Couple Nick’s relatively mature demeanor with his surprisingly low-key Paradise relationship with Jen, the elegant brunette business owner (if you hadn’t figured it out, Nick has a type, and it’s independent brunettes), and, suddenly, it looks like he’s grown into a reasonable man who learned from his mistakes. It’s true there never seemed to be much chemistry between Nick and Jen — she seemed to be a little too easygoing and quiet for someone who claims he’s drawn to strong personalities — so it made sense and felt realistic that Nick chose not to propose to her in the final episode, saying he didn’t feel they were there yet. While that moment certainly looks just a little bit dubious in retrospect, since Nick’s breakup freed him to become the next Bachelor, it was abundantly clear that Paradise would give Nick the likable-guy comeback edit regardless:
While Paradise was the culmination of Nick’s return to being viewed as likable enough to become the Bachelor, it’s taken a hell of a lot of image management to get him here. In the two years since he first stepped out of a limo on television, not only has he taken the obvious image-rehab steps of getting into CrossFit and doing some light modeling, but he’s also learned how to use the show’s warped version of reality to his advantage while appeasing the show’s producers. Nick is acutely aware of how the public perceives him (this interview is particularly fascinating), and after spending so much time as a contestant on Bachelor franchise shows, he seems tuned into what the producers want and is able to fulfill his needs and theirs accordingly.

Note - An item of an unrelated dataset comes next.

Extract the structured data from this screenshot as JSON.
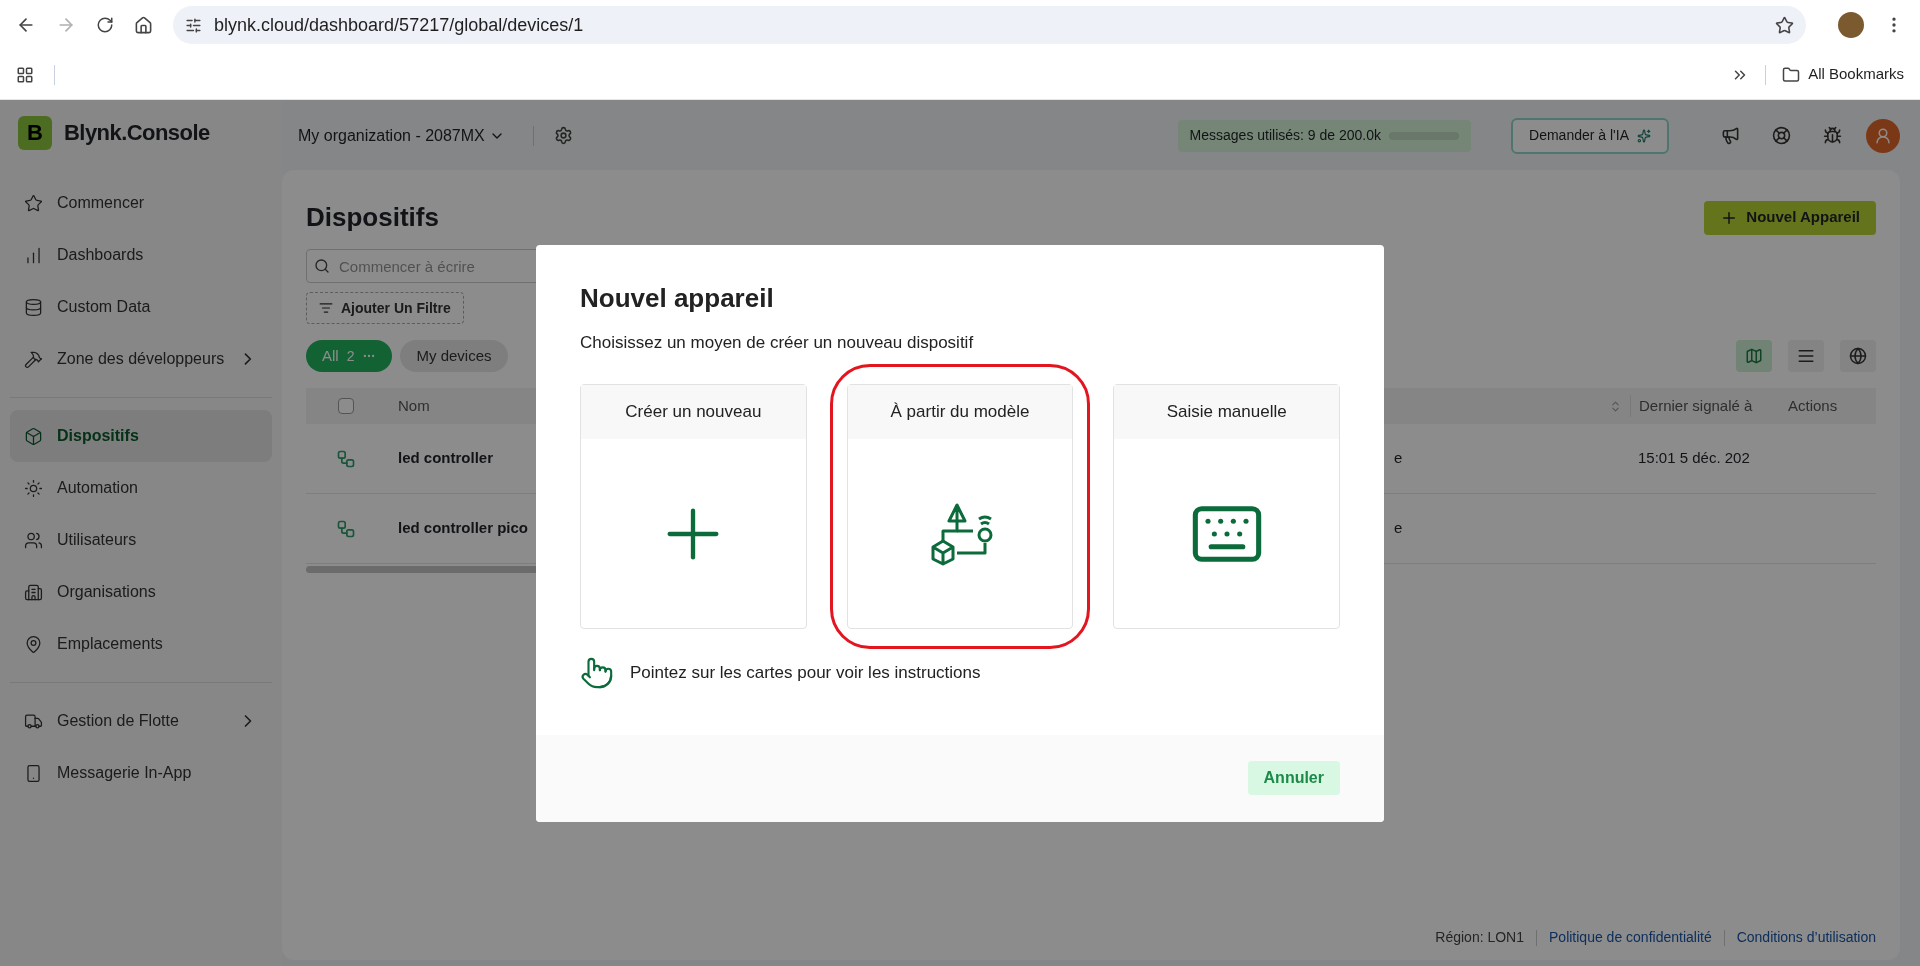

This is the first time ABC will have a Bachelor who has so much experience being a contestant, and while Nick’s experience will likely help him stoke drama (and therefore ratings), it will be interesting to see if that comes at the expense of him actually finding love. But then again, it’s not about the destination, right? If Nick’s Journey happens to bring beautiful women, more talk-show appearances, and Instagram endorsements, well, maybe that’s exactly what our once-humble, 36-year-old, midwestern software salesman wanted all along.